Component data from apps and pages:

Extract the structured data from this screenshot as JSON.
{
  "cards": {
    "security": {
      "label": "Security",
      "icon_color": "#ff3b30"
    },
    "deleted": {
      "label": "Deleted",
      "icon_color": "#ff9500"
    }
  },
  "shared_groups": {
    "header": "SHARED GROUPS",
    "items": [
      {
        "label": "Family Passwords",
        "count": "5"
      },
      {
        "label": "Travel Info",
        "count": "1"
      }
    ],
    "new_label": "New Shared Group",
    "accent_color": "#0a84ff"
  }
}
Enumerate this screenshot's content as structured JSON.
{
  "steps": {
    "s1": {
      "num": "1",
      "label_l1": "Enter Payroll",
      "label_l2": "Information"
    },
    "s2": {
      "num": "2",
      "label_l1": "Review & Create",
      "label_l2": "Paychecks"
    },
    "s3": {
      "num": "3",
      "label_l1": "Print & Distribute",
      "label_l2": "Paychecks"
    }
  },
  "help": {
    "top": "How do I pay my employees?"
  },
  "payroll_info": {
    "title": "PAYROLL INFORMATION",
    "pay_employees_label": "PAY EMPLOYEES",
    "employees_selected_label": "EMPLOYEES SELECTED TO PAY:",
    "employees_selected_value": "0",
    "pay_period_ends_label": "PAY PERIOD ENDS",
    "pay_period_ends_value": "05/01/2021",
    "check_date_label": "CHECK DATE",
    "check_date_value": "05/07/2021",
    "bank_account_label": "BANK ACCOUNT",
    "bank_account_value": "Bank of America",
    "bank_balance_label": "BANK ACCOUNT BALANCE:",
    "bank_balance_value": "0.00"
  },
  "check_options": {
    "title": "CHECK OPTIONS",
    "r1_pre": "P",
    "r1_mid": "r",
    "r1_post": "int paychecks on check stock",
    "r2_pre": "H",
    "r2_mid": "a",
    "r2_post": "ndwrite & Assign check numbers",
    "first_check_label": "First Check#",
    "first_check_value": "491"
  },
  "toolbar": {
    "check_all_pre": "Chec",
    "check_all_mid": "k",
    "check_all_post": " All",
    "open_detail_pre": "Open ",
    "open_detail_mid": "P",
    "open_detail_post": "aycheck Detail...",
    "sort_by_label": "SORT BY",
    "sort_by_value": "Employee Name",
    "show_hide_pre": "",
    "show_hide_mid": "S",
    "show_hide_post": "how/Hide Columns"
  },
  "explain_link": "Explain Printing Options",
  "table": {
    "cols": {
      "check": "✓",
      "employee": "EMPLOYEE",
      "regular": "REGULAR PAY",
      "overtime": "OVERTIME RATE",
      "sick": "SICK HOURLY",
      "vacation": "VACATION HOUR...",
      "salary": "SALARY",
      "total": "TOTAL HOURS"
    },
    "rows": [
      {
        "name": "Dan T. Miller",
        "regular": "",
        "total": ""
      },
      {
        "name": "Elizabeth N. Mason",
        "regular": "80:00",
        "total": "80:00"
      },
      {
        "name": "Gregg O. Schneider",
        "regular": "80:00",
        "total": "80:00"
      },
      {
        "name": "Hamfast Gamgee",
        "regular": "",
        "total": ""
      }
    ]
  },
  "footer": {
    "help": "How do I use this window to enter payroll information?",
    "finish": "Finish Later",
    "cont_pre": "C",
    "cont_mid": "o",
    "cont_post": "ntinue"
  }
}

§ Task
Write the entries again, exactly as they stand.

§ Response for this exercise
Extract the structured data from this screenshot as JSON.
{
  "cards": {
    "security": {
      "label": "Security",
      "icon_color": "#ff3b30"
    },
    "deleted": {
      "label": "Deleted",
      "icon_color": "#ff9500"
    }
  },
  "shared_groups": {
    "header": "SHARED GROUPS",
    "items": [
      {
        "label": "Family Passwords",
        "count": "5"
      },
      {
        "label": "Travel Info",
        "count": "1"
      }
    ],
    "new_label": "New Shared Group",
    "accent_color": "#0a84ff"
  }
}
Enumerate this screenshot's content as structured JSON.
{
  "steps": {
    "s1": {
      "num": "1",
      "label_l1": "Enter Payroll",
      "label_l2": "Information"
    },
    "s2": {
      "num": "2",
      "label_l1": "Review & Create",
      "label_l2": "Paychecks"
    },
    "s3": {
      "num": "3",
      "label_l1": "Print & Distribute",
      "label_l2": "Paychecks"
    }
  },
  "help": {
    "top": "How do I pay my employees?"
  },
  "payroll_info": {
    "title": "PAYROLL INFORMATION",
    "pay_employees_label": "PAY EMPLOYEES",
    "employees_selected_label": "EMPLOYEES SELECTED TO PAY:",
    "employees_selected_value": "0",
    "pay_period_ends_label": "PAY PERIOD ENDS",
    "pay_period_ends_value": "05/01/2021",
    "check_date_label": "CHECK DATE",
    "check_date_value": "05/07/2021",
    "bank_account_label": "BANK ACCOUNT",
    "bank_account_value": "Bank of America",
    "bank_balance_label": "BANK ACCOUNT BALANCE:",
    "bank_balance_value": "0.00"
  },
  "check_options": {
    "title": "CHECK OPTIONS",
    "r1_pre": "P",
    "r1_mid": "r",
    "r1_post": "int paychecks on check stock",
    "r2_pre": "H",
    "r2_mid": "a",
    "r2_post": "ndwrite & Assign check numbers",
    "first_check_label": "First Check#",
    "first_check_value": "491"
  },
  "toolbar": {
    "check_all_pre": "Chec",
    "check_all_mid": "k",
    "check_all_post": " All",
    "open_detail_pre": "Open ",
    "open_detail_mid": "P",
    "open_detail_post": "aycheck Detail...",
    "sort_by_label": "SORT BY",
    "sort_by_value": "Employee Name",
    "show_hide_pre": "",
    "show_hide_mid": "S",
    "show_hide_post": "how/Hide Columns"
  },
  "explain_link": "Explain Printing Options",
  "table": {
    "cols": {
      "check": "✓",
      "employee": "EMPLOYEE",
      "regular": "REGULAR PAY",
      "overtime": "OVERTIME RATE",
      "sick": "SICK HOURLY",
      "vacation": "VACATION HOUR...",
      "salary": "SALARY",
      "total": "TOTAL HOURS"
    },
    "rows": [
      {
        "name": "Dan T. Miller",
        "regular": "",
        "total": ""
      },
      {
        "name": "Elizabeth N. Mason",
        "regular": "80:00",
        "total": "80:00"
      },
      {
        "name": "Gregg O. Schneider",
        "regular": "80:00",
        "total": "80:00"
      },
      {
        "name": "Hamfast Gamgee",
        "regular": "",
        "total": ""
      }
    ]
  },
  "footer": {
    "help": "How do I use this window to enter payroll information?",
    "finish": "Finish Later",
    "cont_pre": "C",
    "cont_mid": "o",
    "cont_post": "ntinue"
  }
}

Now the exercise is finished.